__Problem description__:
Could you copy every entry exactly, with nothing changed?

__Supplied information__:
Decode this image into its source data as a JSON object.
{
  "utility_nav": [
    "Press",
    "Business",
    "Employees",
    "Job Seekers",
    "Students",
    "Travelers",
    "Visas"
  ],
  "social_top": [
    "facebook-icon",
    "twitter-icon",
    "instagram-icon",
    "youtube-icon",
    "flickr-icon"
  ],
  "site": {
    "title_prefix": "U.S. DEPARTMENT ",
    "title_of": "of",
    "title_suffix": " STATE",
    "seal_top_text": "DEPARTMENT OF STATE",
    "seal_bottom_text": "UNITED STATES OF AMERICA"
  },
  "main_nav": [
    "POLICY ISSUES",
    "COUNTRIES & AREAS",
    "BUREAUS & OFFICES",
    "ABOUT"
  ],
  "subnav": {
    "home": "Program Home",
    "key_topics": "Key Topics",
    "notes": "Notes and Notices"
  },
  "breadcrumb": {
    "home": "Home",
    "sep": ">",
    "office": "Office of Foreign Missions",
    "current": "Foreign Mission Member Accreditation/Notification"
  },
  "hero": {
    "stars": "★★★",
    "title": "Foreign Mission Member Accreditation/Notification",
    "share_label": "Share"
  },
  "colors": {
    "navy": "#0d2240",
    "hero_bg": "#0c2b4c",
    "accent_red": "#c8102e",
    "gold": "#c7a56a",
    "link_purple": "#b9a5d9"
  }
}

__Response area__:
Decode this image into its source data as a JSON object.
{
  "utility_nav": [
    "Press",
    "Business",
    "Employees",
    "Job Seekers",
    "Students",
    "Travelers",
    "Visas"
  ],
  "social_top": [
    "facebook-icon",
    "twitter-icon",
    "instagram-icon",
    "youtube-icon",
    "flickr-icon"
  ],
  "site": {
    "title_prefix": "U.S. DEPARTMENT ",
    "title_of": "of",
    "title_suffix": " STATE",
    "seal_top_text": "DEPARTMENT OF STATE",
    "seal_bottom_text": "UNITED STATES OF AMERICA"
  },
  "main_nav": [
    "POLICY ISSUES",
    "COUNTRIES & AREAS",
    "BUREAUS & OFFICES",
    "ABOUT"
  ],
  "subnav": {
    "home": "Program Home",
    "key_topics": "Key Topics",
    "notes": "Notes and Notices"
  },
  "breadcrumb": {
    "home": "Home",
    "sep": ">",
    "office": "Office of Foreign Missions",
    "current": "Foreign Mission Member Accreditation/Notification"
  },
  "hero": {
    "stars": "★★★",
    "title": "Foreign Mission Member Accreditation/Notification",
    "share_label": "Share"
  },
  "colors": {
    "navy": "#0d2240",
    "hero_bg": "#0c2b4c",
    "accent_red": "#c8102e",
    "gold": "#c7a56a",
    "link_purple": "#b9a5d9"
  }
}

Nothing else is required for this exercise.